“Just as man can’t exist without his body, so no rights can exist without the right to translate one’s rights into reality—to think, to work and to keep the results—which means: the right of poverty. The modern mystics of muscle who offer you the fraudulent alternative of ‘human rights’ versus ‘property rights,’ as if one could exist without the other, are making a last, grotesque attempt to revive the doctrine of soul versus body. Only a ghost can exist without material property; only a slave can work with no right to the product of his effort. The doctrine that ‘human rights’ are superior to ‘property rights’ simply means that some human beings have the right to make property out of others; since the competent have nothing to gain from the incompetent, it means the right of the incompetent to own their betters and to use them as productive cattle. Whoever regards this as human and right, has no right to the title of ‘human.’”

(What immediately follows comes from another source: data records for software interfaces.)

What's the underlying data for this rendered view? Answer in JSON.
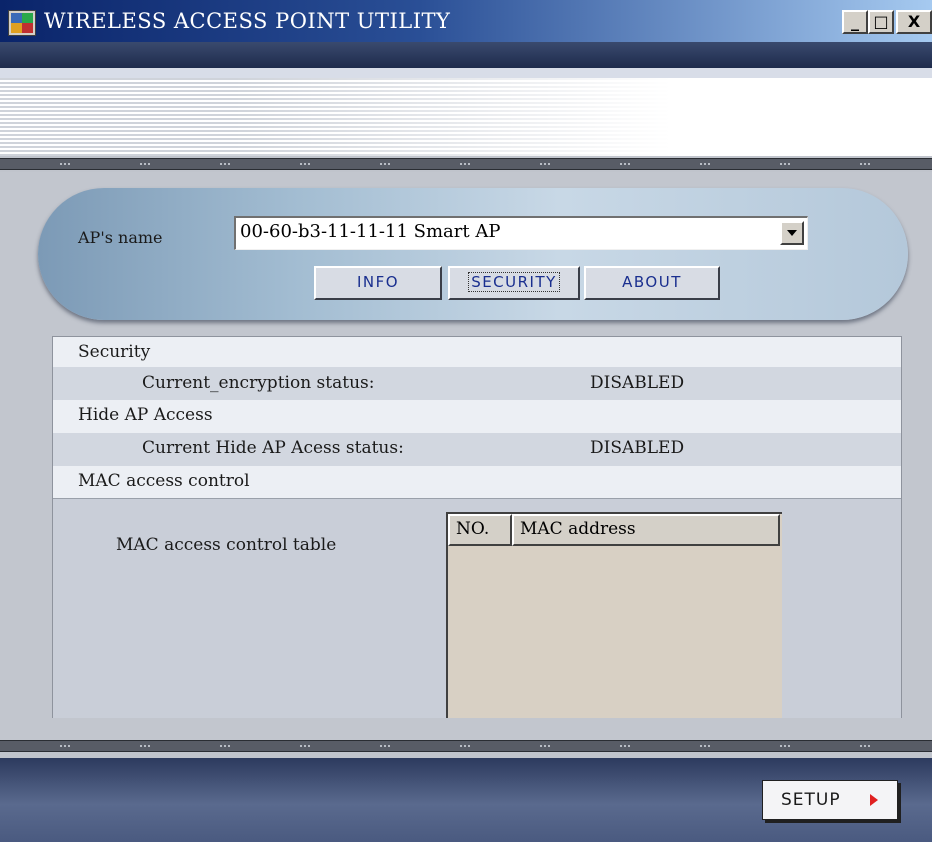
{
  "window": {
    "title": "WIRELESS ACCESS POINT UTILITY",
    "icon": "network-app-icon",
    "controls": {
      "minimize": "_",
      "maximize": "□",
      "close": "X"
    }
  },
  "ap": {
    "label": "AP's name",
    "selected": "00-60-b3-11-11-11 Smart AP"
  },
  "tabs": [
    {
      "label": "INFO",
      "active": false
    },
    {
      "label": "SECURITY",
      "active": true
    },
    {
      "label": "ABOUT",
      "active": false
    }
  ],
  "security": {
    "section_title": "Security",
    "encryption_label": "Current_encryption status:",
    "encryption_value": "DISABLED",
    "hide_title": "Hide AP Access",
    "hide_label": "Current Hide AP Acess status:",
    "hide_value": "DISABLED",
    "mac_title": "MAC access control",
    "mac_table_label": "MAC access control table",
    "mac_columns": [
      "NO.",
      "MAC address"
    ],
    "mac_rows": []
  },
  "footer": {
    "setup_label": "SETUP",
    "arrow_color": "#e02020"
  }
}
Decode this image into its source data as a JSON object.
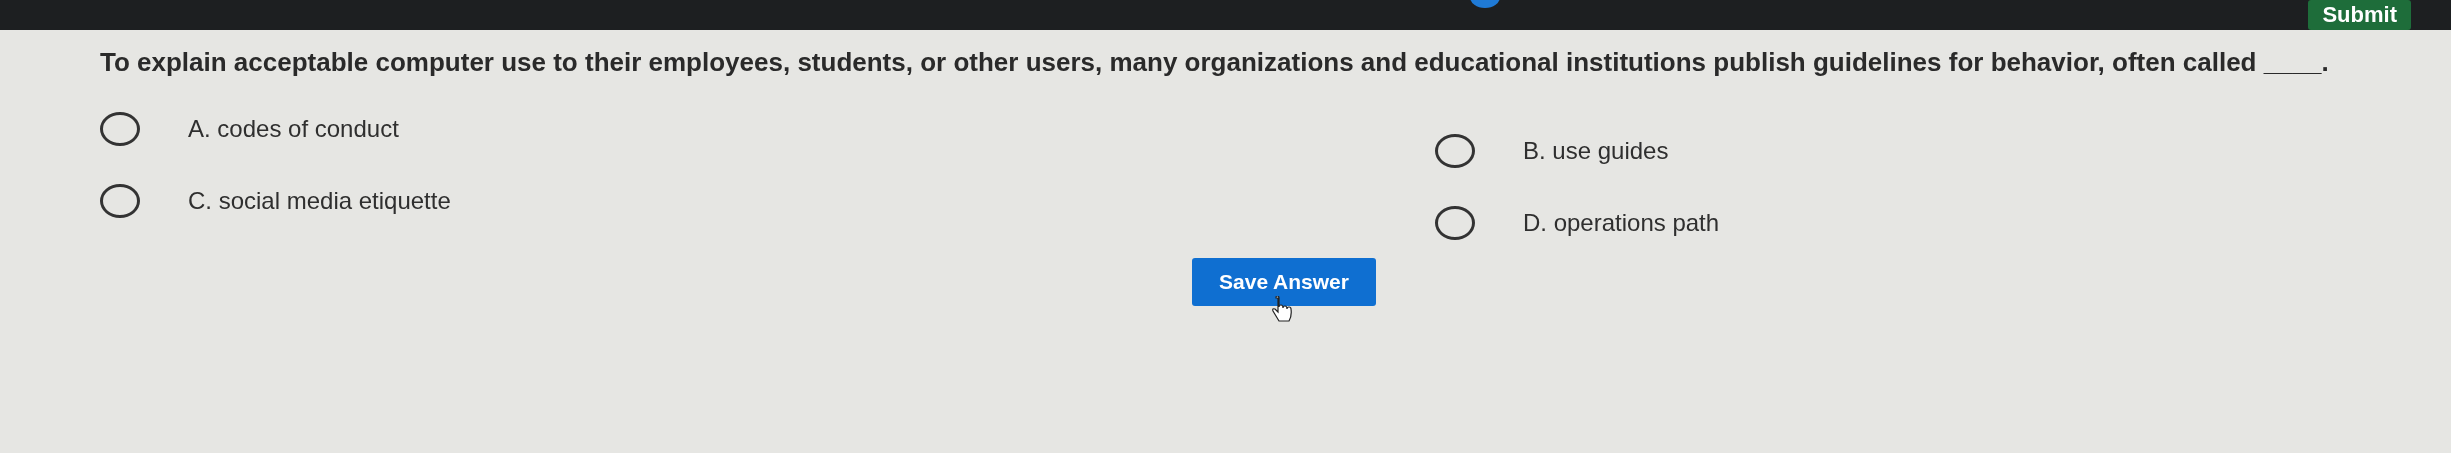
{
  "top_bar": {
    "submit_label": "Submit"
  },
  "question": "To explain acceptable computer use to their employees, students, or other users, many organizations and educational institutions publish guidelines for behavior, often called ____.",
  "options": [
    {
      "label": "A. codes of conduct",
      "selected": false
    },
    {
      "label": "B. use guides",
      "selected": false
    },
    {
      "label": "C. social media etiquette",
      "selected": false
    },
    {
      "label": "D. operations path",
      "selected": false
    }
  ],
  "save_label": "Save Answer"
}
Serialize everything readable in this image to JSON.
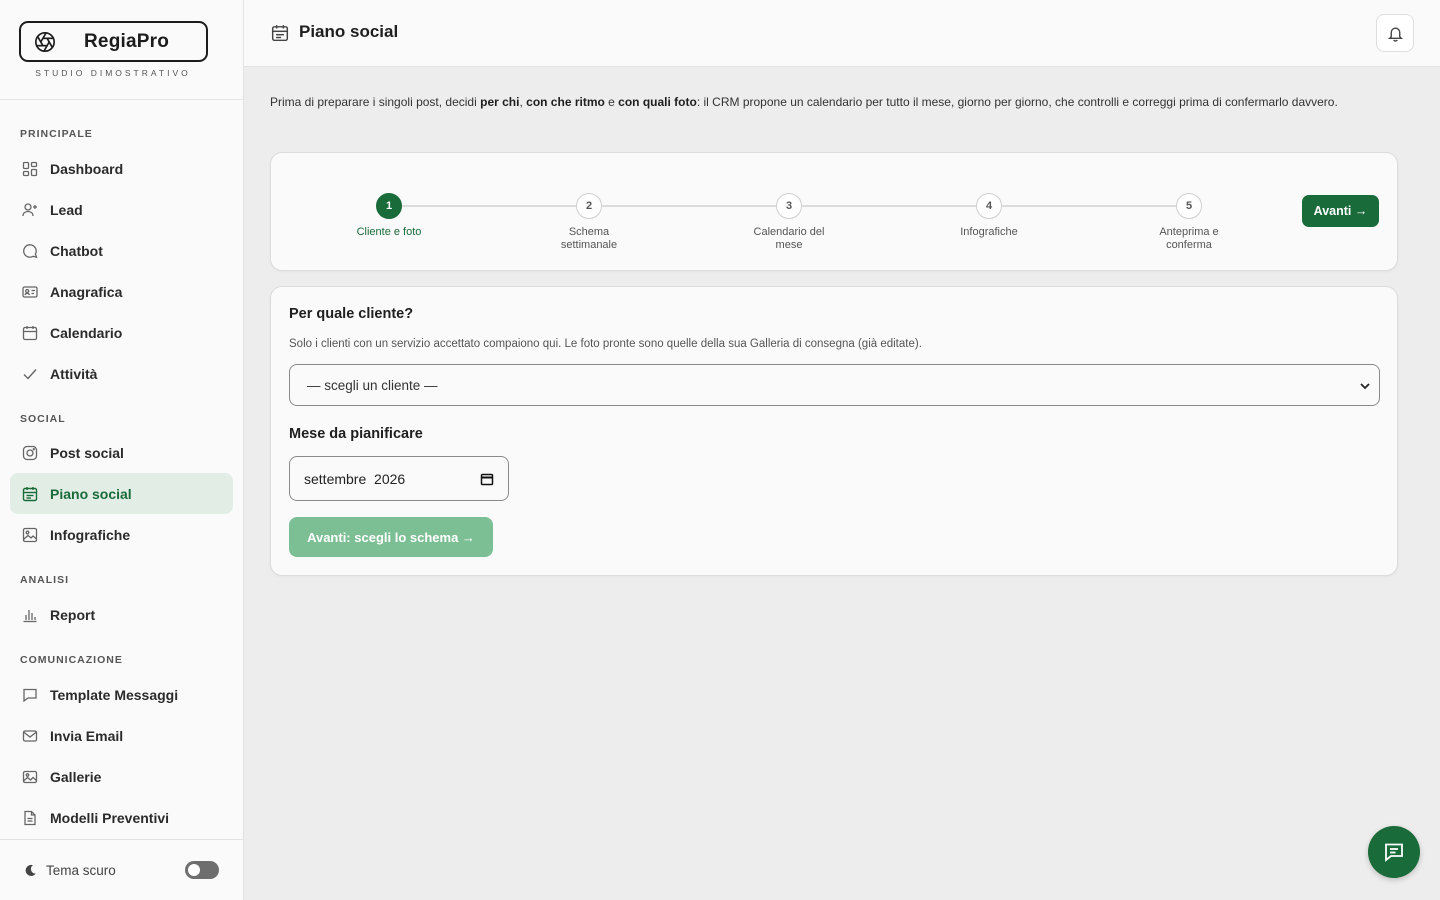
{
  "brand": {
    "name": "RegiaPro",
    "subtitle": "STUDIO DIMOSTRATIVO"
  },
  "sidebar": {
    "sections": [
      {
        "title": "PRINCIPALE"
      },
      {
        "title": "SOCIAL"
      },
      {
        "title": "ANALISI"
      },
      {
        "title": "COMUNICAZIONE"
      }
    ],
    "items": [
      {
        "label": "Dashboard",
        "icon": "dashboard-icon"
      },
      {
        "label": "Lead",
        "icon": "user-plus-icon"
      },
      {
        "label": "Chatbot",
        "icon": "chat-bubble-icon"
      },
      {
        "label": "Anagrafica",
        "icon": "id-card-icon"
      },
      {
        "label": "Calendario",
        "icon": "calendar-icon"
      },
      {
        "label": "Attività",
        "icon": "check-icon"
      },
      {
        "label": "Post social",
        "icon": "instagram-icon"
      },
      {
        "label": "Piano social",
        "icon": "calendar-plan-icon",
        "active": true
      },
      {
        "label": "Infografiche",
        "icon": "image-icon"
      },
      {
        "label": "Report",
        "icon": "bar-chart-icon"
      },
      {
        "label": "Template Messaggi",
        "icon": "message-square-icon"
      },
      {
        "label": "Invia Email",
        "icon": "mail-icon"
      },
      {
        "label": "Gallerie",
        "icon": "gallery-icon"
      },
      {
        "label": "Modelli Preventivi",
        "icon": "document-icon"
      }
    ],
    "theme": {
      "label": "Tema scuro",
      "enabled": false
    }
  },
  "header": {
    "title": "Piano social"
  },
  "intro": {
    "part1": "Prima di preparare i singoli post, decidi ",
    "bold1": "per chi",
    "part2": ", ",
    "bold2": "con che ritmo",
    "part3": " e ",
    "bold3": "con quali foto",
    "part4": ": il CRM propone un calendario per tutto il mese, giorno per giorno, che controlli e correggi prima di confermarlo davvero."
  },
  "stepper": {
    "steps": [
      {
        "number": "1",
        "label": "Cliente e foto",
        "active": true
      },
      {
        "number": "2",
        "label": "Schema settimanale"
      },
      {
        "number": "3",
        "label": "Calendario del mese"
      },
      {
        "number": "4",
        "label": "Infografiche"
      },
      {
        "number": "5",
        "label": "Anteprima e conferma"
      }
    ],
    "next_label": "Avanti →"
  },
  "form": {
    "client_title": "Per quale cliente?",
    "client_help": "Solo i clienti con un servizio accettato compaiono qui. Le foto pronte sono quelle della sua Galleria di consegna (già editate).",
    "client_select_value": "— scegli un cliente —",
    "month_title": "Mese da pianificare",
    "month_value": "settembre  2026",
    "submit_label": "Avanti: scegli lo schema →"
  },
  "colors": {
    "accent": "#1a6b3a",
    "accent_soft": "#e2ede5",
    "disabled_button": "#7dbf94"
  }
}
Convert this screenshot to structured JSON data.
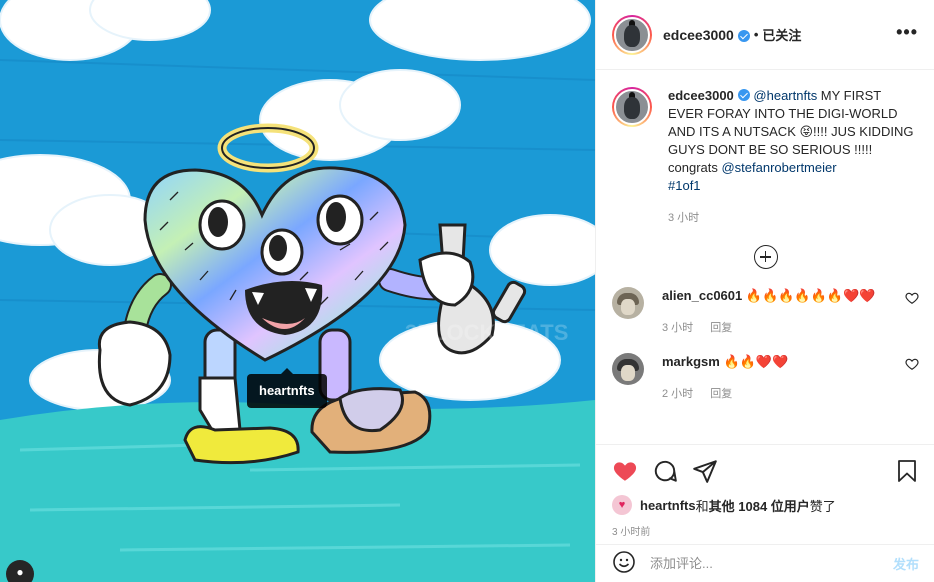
{
  "post": {
    "tag_label": "heartnfts"
  },
  "header": {
    "username": "edcee3000",
    "separator": "•",
    "follow_status": "已关注",
    "more": "•••"
  },
  "caption": {
    "username": "edcee3000",
    "mention": "@heartnfts",
    "text_part1": " MY FIRST EVER FORAY INTO THE DIGI-WORLD AND ITS A NUTSACK ",
    "emoji": "😝",
    "text_part2": "!!!! JUS KIDDING GUYS DONT BE SO SERIOUS !!!!! congrats ",
    "mention2": "@stefanrobertmeier",
    "hashtag": "#1of1",
    "time": "3 小时"
  },
  "comments": [
    {
      "username": "alien_cc0601",
      "text": "🔥🔥🔥🔥🔥🔥❤️❤️",
      "time": "3 小时",
      "reply": "回复"
    },
    {
      "username": "markgsm",
      "text": "🔥🔥❤️❤️",
      "time": "2 小时",
      "reply": "回复"
    }
  ],
  "actions": {
    "likes_user": "heartnfts",
    "likes_and": " 和 ",
    "likes_others": "其他 1084 位用户",
    "likes_suffix": " 赞了",
    "posted_time": "3 小时前"
  },
  "add_comment": {
    "placeholder": "添加评论...",
    "post_label": "发布"
  },
  "colors": {
    "sky": "#1b9ad6",
    "ground": "#37c9c9",
    "like_red": "#ed4956",
    "link_blue": "#00376b",
    "verified_blue": "#3897f0"
  }
}
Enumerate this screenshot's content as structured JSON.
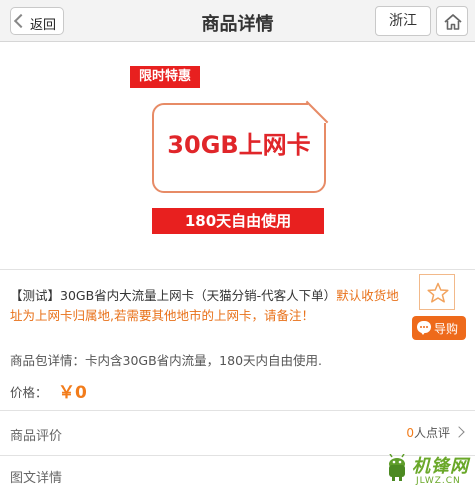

Today’s home of the day is a château located in beautiful Mont Tremblant, Québec. The property, which is named Fleur de Lys, is located on Canada’s Mont Tremblant, a ski resort, and overlooks Lake Tremblant. The house is around 17,000 square feet with 50 rooms and is on the market for $22 million.